● **Task to complete**:
For this exercise, retype all the data exactly and exclude every image.

Saved data entries

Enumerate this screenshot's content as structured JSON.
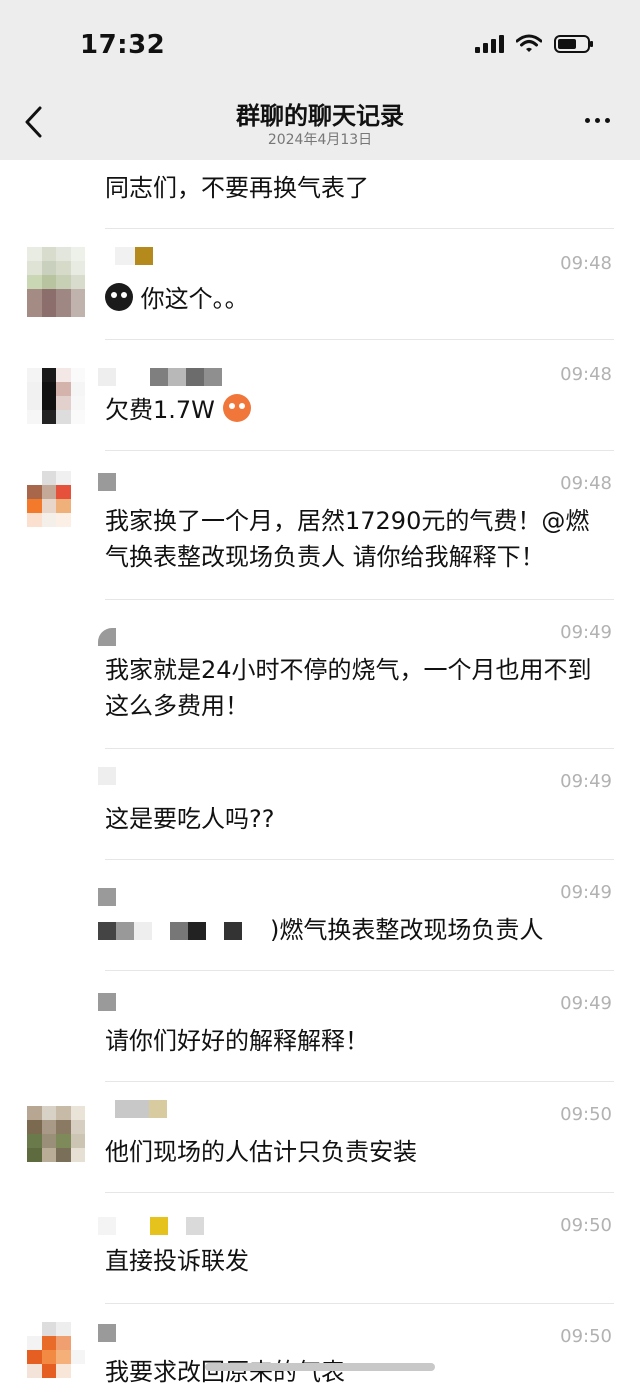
{
  "status_bar": {
    "time": "17:32"
  },
  "header": {
    "title": "群聊的聊天记录",
    "subtitle": "2024年4月13日"
  },
  "messages": [
    {
      "text": "同志们，不要再换气表了"
    },
    {
      "time": "09:48",
      "text": "你这个。。"
    },
    {
      "time": "09:48",
      "text": "欠费1.7W"
    },
    {
      "time": "09:48",
      "text": "我家换了一个月，居然17290元的气费！@燃气换表整改现场负责人 请你给我解释下！"
    },
    {
      "time": "09:49",
      "text": "我家就是24小时不停的烧气，一个月也用不到这么多费用！"
    },
    {
      "time": "09:49",
      "text": "这是要吃人吗??"
    },
    {
      "time": "09:49",
      "text": ")燃气换表整改现场负责人"
    },
    {
      "time": "09:49",
      "text": "请你们好好的解释解释！"
    },
    {
      "time": "09:50",
      "text": "他们现场的人估计只负责安装"
    },
    {
      "time": "09:50",
      "text": "直接投诉联发"
    },
    {
      "time": "09:50",
      "text": "我要求改回原来的气表"
    }
  ],
  "icons": {
    "back": "chevron-left-icon",
    "more": "more-dots-icon",
    "signal": "cell-signal-icon",
    "wifi": "wifi-icon",
    "battery": "battery-icon"
  }
}
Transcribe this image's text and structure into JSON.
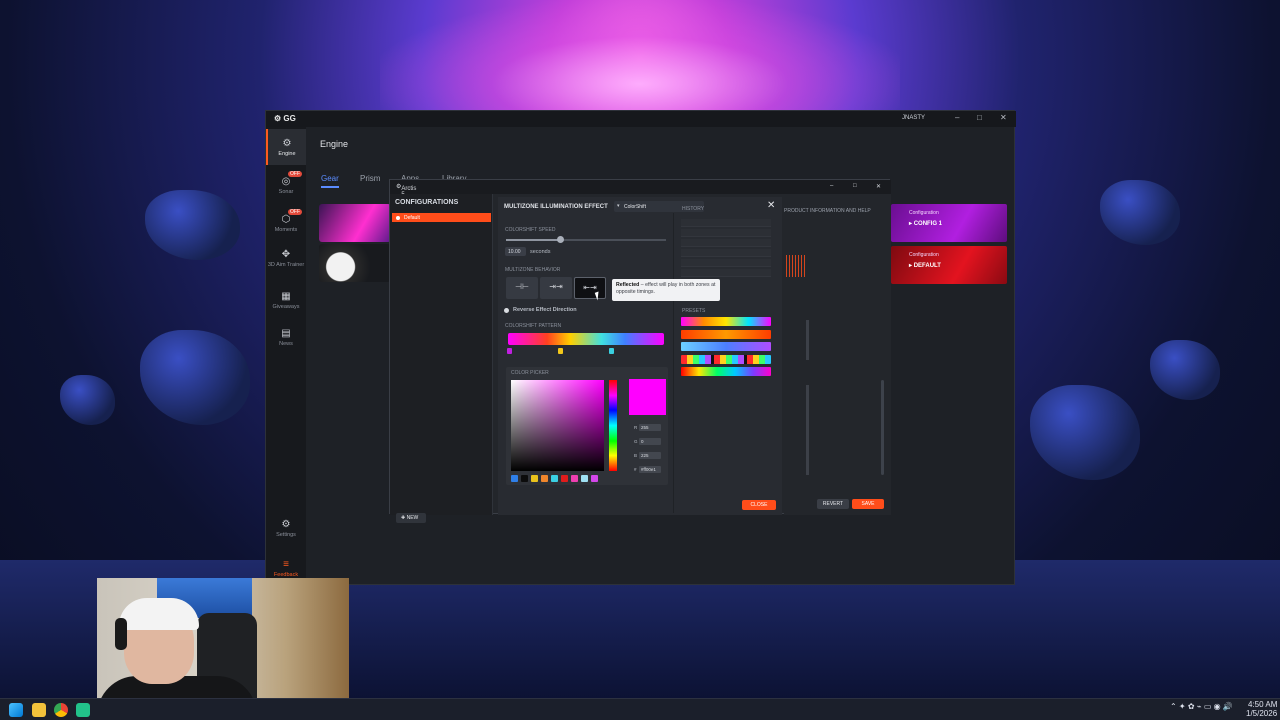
{
  "gg": {
    "logo": "GG",
    "user": "JNASTY",
    "window_controls": [
      "–",
      "□",
      "✕"
    ],
    "title": "Engine",
    "tabs": [
      "Gear",
      "Prism",
      "Apps",
      "Library"
    ],
    "nav": [
      {
        "label": "Engine",
        "icon": "engine-icon"
      },
      {
        "label": "Sonar",
        "icon": "sonar-icon",
        "badge": "OFF"
      },
      {
        "label": "Moments",
        "icon": "moments-icon",
        "badge": "OFF"
      },
      {
        "label": "3D Aim Trainer",
        "icon": "aim-trainer-icon"
      },
      {
        "label": "Giveaways",
        "icon": "gift-icon"
      },
      {
        "label": "News",
        "icon": "news-icon"
      },
      {
        "label": "Settings",
        "icon": "gear-icon"
      },
      {
        "label": "Feedback",
        "icon": "feedback-icon"
      }
    ],
    "config_cards": [
      {
        "label": "Configuration",
        "name": "CONFIG 1",
        "color": "#a21bd0"
      },
      {
        "label": "Configuration",
        "name": "DEFAULT",
        "color": "#d4121c"
      }
    ]
  },
  "dialog": {
    "title": "Arctis 5",
    "controls": [
      "–",
      "□",
      "✕"
    ],
    "configs_title": "CONFIGURATIONS",
    "selected_config": "Default",
    "new_label": "NEW",
    "product_info": "PRODUCT INFORMATION AND HELP",
    "revert_label": "REVERT",
    "save_label": "SAVE",
    "close_label": "CLOSE",
    "effect_heading": "MULTIZONE ILLUMINATION EFFECT",
    "effect_value": "ColorShift",
    "speed_label": "COLORSHIFT SPEED",
    "speed_fraction": 0.34,
    "speed_value": "10.00",
    "speed_unit": "seconds",
    "behavior_label": "MULTIZONE BEHAVIOR",
    "behavior_selected": 2,
    "tooltip_title": "Reflected",
    "tooltip_text": " – effect will play in both zones at opposite timings.",
    "reverse_label": "Reverse Effect Direction",
    "pattern_label": "COLORSHIFT PATTERN",
    "picker_label": "COLOR PICKER",
    "history_label": "HISTORY",
    "presets_label": "PRESETS",
    "rgb": {
      "r": "255",
      "g": "0",
      "b": "225",
      "hex": "#ff00e1"
    },
    "rgb_letters": {
      "r": "R",
      "g": "G",
      "b": "B",
      "hex": "#"
    },
    "swatches": [
      "#2f7fe8",
      "#0c0c0c",
      "#e9c21c",
      "#f0862c",
      "#3bd0e3",
      "#e01c1c",
      "#ef3fb0",
      "#9fe1f3",
      "#d447ea"
    ],
    "presets": [
      "linear-gradient(90deg,#ff00ff,#ff8a00,#ffe600,#00e5ff,#ff00ff)",
      "linear-gradient(90deg,#ff3d00,#ff9900,#ff3d00)",
      "linear-gradient(90deg,#6cd0ff,#4c7fff,#b04dff)",
      "repeating-linear-gradient(90deg,#ff2b2b 0 6px,#ffd21f 6px 12px,#3cff6a 12px 18px,#27c9ff 18px 24px,#b04dff 24px 30px,#111 30px 33px)",
      "linear-gradient(90deg,#ff0000,#ffe600,#00ff66,#00c8ff,#7a3dff,#ff00cc)"
    ]
  },
  "taskbar": {
    "time": "4:50 AM",
    "date": "1/5/2026"
  }
}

● **Answer to this exercise**:
Enumerate this screenshot's content as structured JSON.
{
  "status_bar": {
    "time": "17:32"
  },
  "header": {
    "title": "群聊的聊天记录",
    "subtitle": "2024年4月13日"
  },
  "messages": [
    {
      "text": "同志们，不要再换气表了"
    },
    {
      "time": "09:48",
      "text": "你这个。。"
    },
    {
      "time": "09:48",
      "text": "欠费1.7W"
    },
    {
      "time": "09:48",
      "text": "我家换了一个月，居然17290元的气费！@燃气换表整改现场负责人 请你给我解释下！"
    },
    {
      "time": "09:49",
      "text": "我家就是24小时不停的烧气，一个月也用不到这么多费用！"
    },
    {
      "time": "09:49",
      "text": "这是要吃人吗??"
    },
    {
      "time": "09:49",
      "text": ")燃气换表整改现场负责人"
    },
    {
      "time": "09:49",
      "text": "请你们好好的解释解释！"
    },
    {
      "time": "09:50",
      "text": "他们现场的人估计只负责安装"
    },
    {
      "time": "09:50",
      "text": "直接投诉联发"
    },
    {
      "time": "09:50",
      "text": "我要求改回原来的气表"
    }
  ],
  "icons": {
    "back": "chevron-left-icon",
    "more": "more-dots-icon",
    "signal": "cell-signal-icon",
    "wifi": "wifi-icon",
    "battery": "battery-icon"
  }
}
Transcribe this image's text and structure into JSON.
{
  "gg": {
    "logo": "GG",
    "user": "JNASTY",
    "window_controls": [
      "–",
      "□",
      "✕"
    ],
    "title": "Engine",
    "tabs": [
      "Gear",
      "Prism",
      "Apps",
      "Library"
    ],
    "nav": [
      {
        "label": "Engine",
        "icon": "engine-icon"
      },
      {
        "label": "Sonar",
        "icon": "sonar-icon",
        "badge": "OFF"
      },
      {
        "label": "Moments",
        "icon": "moments-icon",
        "badge": "OFF"
      },
      {
        "label": "3D Aim Trainer",
        "icon": "aim-trainer-icon"
      },
      {
        "label": "Giveaways",
        "icon": "gift-icon"
      },
      {
        "label": "News",
        "icon": "news-icon"
      },
      {
        "label": "Settings",
        "icon": "gear-icon"
      },
      {
        "label": "Feedback",
        "icon": "feedback-icon"
      }
    ],
    "config_cards": [
      {
        "label": "Configuration",
        "name": "CONFIG 1",
        "color": "#a21bd0"
      },
      {
        "label": "Configuration",
        "name": "DEFAULT",
        "color": "#d4121c"
      }
    ]
  },
  "dialog": {
    "title": "Arctis 5",
    "controls": [
      "–",
      "□",
      "✕"
    ],
    "configs_title": "CONFIGURATIONS",
    "selected_config": "Default",
    "new_label": "NEW",
    "product_info": "PRODUCT INFORMATION AND HELP",
    "revert_label": "REVERT",
    "save_label": "SAVE",
    "close_label": "CLOSE",
    "effect_heading": "MULTIZONE ILLUMINATION EFFECT",
    "effect_value": "ColorShift",
    "speed_label": "COLORSHIFT SPEED",
    "speed_fraction": 0.34,
    "speed_value": "10.00",
    "speed_unit": "seconds",
    "behavior_label": "MULTIZONE BEHAVIOR",
    "behavior_selected": 2,
    "tooltip_title": "Reflected",
    "tooltip_text": " – effect will play in both zones at opposite timings.",
    "reverse_label": "Reverse Effect Direction",
    "pattern_label": "COLORSHIFT PATTERN",
    "picker_label": "COLOR PICKER",
    "history_label": "HISTORY",
    "presets_label": "PRESETS",
    "rgb": {
      "r": "255",
      "g": "0",
      "b": "225",
      "hex": "#ff00e1"
    },
    "rgb_letters": {
      "r": "R",
      "g": "G",
      "b": "B",
      "hex": "#"
    },
    "swatches": [
      "#2f7fe8",
      "#0c0c0c",
      "#e9c21c",
      "#f0862c",
      "#3bd0e3",
      "#e01c1c",
      "#ef3fb0",
      "#9fe1f3",
      "#d447ea"
    ],
    "presets": [
      "linear-gradient(90deg,#ff00ff,#ff8a00,#ffe600,#00e5ff,#ff00ff)",
      "linear-gradient(90deg,#ff3d00,#ff9900,#ff3d00)",
      "linear-gradient(90deg,#6cd0ff,#4c7fff,#b04dff)",
      "repeating-linear-gradient(90deg,#ff2b2b 0 6px,#ffd21f 6px 12px,#3cff6a 12px 18px,#27c9ff 18px 24px,#b04dff 24px 30px,#111 30px 33px)",
      "linear-gradient(90deg,#ff0000,#ffe600,#00ff66,#00c8ff,#7a3dff,#ff00cc)"
    ]
  },
  "taskbar": {
    "time": "4:50 AM",
    "date": "1/5/2026"
  }
}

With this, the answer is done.